Lexington Pediatrics Accepting New Patients

Winter Storm Tips with a Mom Twist

By  |  0 Comments

snow1Fair warning – this is a quickly written post.

With the winter storm on its way, we’ve gotten some questions about how to prepare. I am not the Red Cross or FEMA, but I can pass along some info from a mom’s point of view.

The thing to remember is they are calling for a severe, significant ice. Not snow. Ice. Ice is heavy. Ice is dangerous. Ice causing trees and limbs to fall. Ice downs power lines. No electricity is fun for about ten minutes, maybe less in the cold. It’s much better to be over prepared.

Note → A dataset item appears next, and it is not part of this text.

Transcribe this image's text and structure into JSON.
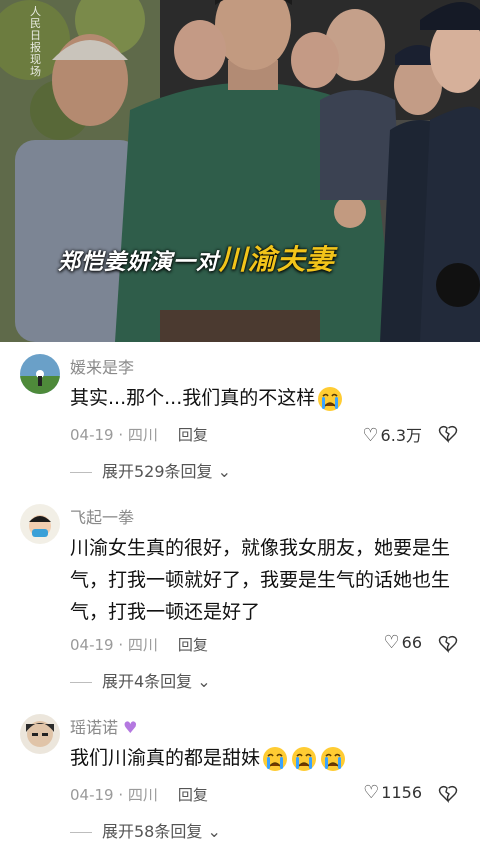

The essentials –  The Red Cross recommends having a minimum of three days worth of food and supplies on hand and water, one gallon per person per day. The water recommendation is only for drinking and cooking, does not include laundry, cleaning, bathing. You need extra on hand for that, especially if you have a well where no power equals no water. Other things to consider as food and supplies are formula, diapers, wipes, toilet paper, medications, batteries, fire wood for fireplace, (preferably clean) clothes. Don’t forget food and supplies for your pets! And for the love of heaven, bring them inside.
Mom Twist – get fun food such as chips, chocolate, favorite juice boxes. It lightens cabin fever if the kids are getting treats. And make sure all electronics are charged and then used for limited times to space out the entertainment.

Full list of minimum supplies to have on hand from the Red Cross:

  • Water—one gallon per person, per day (3-day supply for evacuation, 2-week supply for home)
  • Food—non-perishable, easy-to-prepare items (3-day supply for evacuation, 2-week supply for home)
  • Flashlight
  • Battery-powered or hand-crank radio (NOAA Weather Radio, if possible)
  • Extra batteries
  • First aid kit – Anatomy of a First Aid Kit
  • Medications (7-day supply) and medical items
  • Multi-purpose tool
  • Sanitation and personal hygiene items
  • Copies of personal documents (medication list and pertinent medical information, proof of address, deed/lease to home, passports, birth certificates, insurance policies)
  • Cell phone with chargers
  • Family and emergency contact information
  • Extra cash
  • Emergency blanket
  • Map(s) of the area

Your house – From the Red Cross website:

  • Avoid frozen pipes – run water, even at a trickle, to help prevent them from freezing. Open the kitchen and bathroom cabinet doors to allow warmer air to circulate around the plumbing. Be sure to move any harmful cleaners and household chemicals out of the reach of children. Keep the garage doors closed if there are water lines in the garage.
  • Keep the thermostat at the same temperature day and night to help avoid freezing pipes.
  • Download the Red Cross First Aid App for quick, expert advice on what to do in case of an emergency. This free app is available on the Apple iTunes or Google Play stores.
    Mom Twist Be mindful of garbage. If everything is shut down, no one is coming to take your trash nor will the dump be open. Trash can increase rapidly when your schedule is thrown off and everyone is home. Try to limit the amount of trash you have and squish it as much as possible. Also remind kids if there is no power, the garbage disposal doesn’t work or you will end up with a mess.

Stay off the roads if at all possible when weather gets ugly.If you ABSOLUTELY MUST be on the road, here is an article from the Red Cross website with info on how to prepare. http://www.redcross.org/news/article/Red-Cross-Issues-Safety-Steps-for-Winter-Storm Make sure your car has gas even if you don’t plan on going out! And keep emergency supplies in your actual vehicle not the trunk. Take two days of medications and supplies, just in case.

Activities for Kids – Many of the activities we posted in a past articles of activities for Rainy Days will also work for “snow days” without power. Print it now so you have it on hand if the power goes out. http://lexingtonmommy.com/blog/15-rainy-day-ideas/

I have no idea what the schools will do, just as no one really knows exactly what these two storms will do. Be patient with the schools and the meteorologists. I will probably be on Twitter a fair amount tweeting the information I see mixed with my random thoughts over the next few days. I will still post to Facebook, but Twitter is more conducive to these situations. Follow us on both and let’s try to keep the humor in this as much as possible 🙂

Have more tips? Post them in the comments. Let’s share the love 🙂

Enhanced by Zemanta

Leave a Reply

Your email address will not be published. Required fields are marked *